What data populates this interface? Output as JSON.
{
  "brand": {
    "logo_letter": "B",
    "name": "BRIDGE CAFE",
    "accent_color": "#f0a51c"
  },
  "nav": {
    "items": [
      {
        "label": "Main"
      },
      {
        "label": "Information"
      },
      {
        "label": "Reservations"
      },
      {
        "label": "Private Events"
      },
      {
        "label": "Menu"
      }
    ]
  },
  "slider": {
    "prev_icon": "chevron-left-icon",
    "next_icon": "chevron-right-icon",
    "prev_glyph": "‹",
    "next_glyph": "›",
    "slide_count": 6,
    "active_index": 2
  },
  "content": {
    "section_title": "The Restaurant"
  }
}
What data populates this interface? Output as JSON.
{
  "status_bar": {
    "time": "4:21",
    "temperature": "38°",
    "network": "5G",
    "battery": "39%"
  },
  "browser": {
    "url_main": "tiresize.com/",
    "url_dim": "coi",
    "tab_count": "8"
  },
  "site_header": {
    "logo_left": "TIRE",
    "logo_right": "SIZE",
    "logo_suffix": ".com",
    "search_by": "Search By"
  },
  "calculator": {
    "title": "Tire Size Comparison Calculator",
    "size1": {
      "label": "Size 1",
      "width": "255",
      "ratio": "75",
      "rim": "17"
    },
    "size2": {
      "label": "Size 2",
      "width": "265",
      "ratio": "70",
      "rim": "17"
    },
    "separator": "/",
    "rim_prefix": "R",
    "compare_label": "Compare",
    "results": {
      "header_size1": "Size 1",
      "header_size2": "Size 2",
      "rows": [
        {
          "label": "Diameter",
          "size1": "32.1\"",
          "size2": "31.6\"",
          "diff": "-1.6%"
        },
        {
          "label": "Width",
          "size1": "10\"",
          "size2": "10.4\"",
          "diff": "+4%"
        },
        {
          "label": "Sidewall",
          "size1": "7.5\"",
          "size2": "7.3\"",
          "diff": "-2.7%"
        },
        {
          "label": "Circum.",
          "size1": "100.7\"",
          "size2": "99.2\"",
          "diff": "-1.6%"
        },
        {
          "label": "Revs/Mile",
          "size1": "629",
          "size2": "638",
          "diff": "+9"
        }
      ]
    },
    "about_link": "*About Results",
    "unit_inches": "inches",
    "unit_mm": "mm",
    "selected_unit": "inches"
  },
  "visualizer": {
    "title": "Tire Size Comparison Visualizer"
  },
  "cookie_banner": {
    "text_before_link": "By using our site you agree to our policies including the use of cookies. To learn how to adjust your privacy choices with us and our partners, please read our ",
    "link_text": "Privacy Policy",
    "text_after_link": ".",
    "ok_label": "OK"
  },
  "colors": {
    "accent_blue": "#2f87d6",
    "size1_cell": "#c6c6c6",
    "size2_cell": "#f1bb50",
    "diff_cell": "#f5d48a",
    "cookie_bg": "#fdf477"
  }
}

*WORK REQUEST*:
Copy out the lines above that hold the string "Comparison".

*TASK RESPONSE*:
    "title": "Tire Size Comparison Calculator",
    "title": "Tire Size Comparison Visualizer"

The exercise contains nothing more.